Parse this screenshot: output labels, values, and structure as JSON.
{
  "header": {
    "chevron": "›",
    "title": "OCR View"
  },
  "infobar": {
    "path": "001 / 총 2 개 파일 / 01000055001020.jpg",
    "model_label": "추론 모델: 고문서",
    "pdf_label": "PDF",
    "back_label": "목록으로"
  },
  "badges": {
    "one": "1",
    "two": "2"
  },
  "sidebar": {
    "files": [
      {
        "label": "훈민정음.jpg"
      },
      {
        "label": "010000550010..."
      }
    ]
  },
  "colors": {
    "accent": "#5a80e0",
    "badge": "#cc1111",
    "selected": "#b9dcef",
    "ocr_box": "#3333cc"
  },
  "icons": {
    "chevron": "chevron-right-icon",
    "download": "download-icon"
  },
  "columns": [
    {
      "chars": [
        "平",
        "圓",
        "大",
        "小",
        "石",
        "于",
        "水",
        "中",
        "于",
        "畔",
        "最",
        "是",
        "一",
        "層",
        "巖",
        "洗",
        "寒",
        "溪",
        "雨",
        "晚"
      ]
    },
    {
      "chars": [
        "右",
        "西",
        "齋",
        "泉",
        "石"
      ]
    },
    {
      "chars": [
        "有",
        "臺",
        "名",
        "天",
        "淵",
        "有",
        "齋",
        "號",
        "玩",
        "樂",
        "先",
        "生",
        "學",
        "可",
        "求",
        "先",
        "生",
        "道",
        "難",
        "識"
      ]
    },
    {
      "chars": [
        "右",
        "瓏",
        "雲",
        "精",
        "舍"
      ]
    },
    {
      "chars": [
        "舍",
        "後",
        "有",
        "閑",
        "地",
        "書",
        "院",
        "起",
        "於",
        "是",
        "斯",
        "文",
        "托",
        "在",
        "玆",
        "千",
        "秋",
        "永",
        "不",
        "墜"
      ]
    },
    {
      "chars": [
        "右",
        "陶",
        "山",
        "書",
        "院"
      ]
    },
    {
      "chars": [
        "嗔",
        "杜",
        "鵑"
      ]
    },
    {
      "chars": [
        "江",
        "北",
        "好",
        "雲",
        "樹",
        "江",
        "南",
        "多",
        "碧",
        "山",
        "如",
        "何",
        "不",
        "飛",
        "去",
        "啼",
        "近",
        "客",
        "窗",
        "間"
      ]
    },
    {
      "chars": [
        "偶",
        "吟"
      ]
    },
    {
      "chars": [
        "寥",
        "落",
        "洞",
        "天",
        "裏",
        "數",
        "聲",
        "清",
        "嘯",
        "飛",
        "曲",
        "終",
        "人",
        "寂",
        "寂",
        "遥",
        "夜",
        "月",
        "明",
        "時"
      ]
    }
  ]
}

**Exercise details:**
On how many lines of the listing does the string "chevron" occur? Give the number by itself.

**Exercise answer:**
2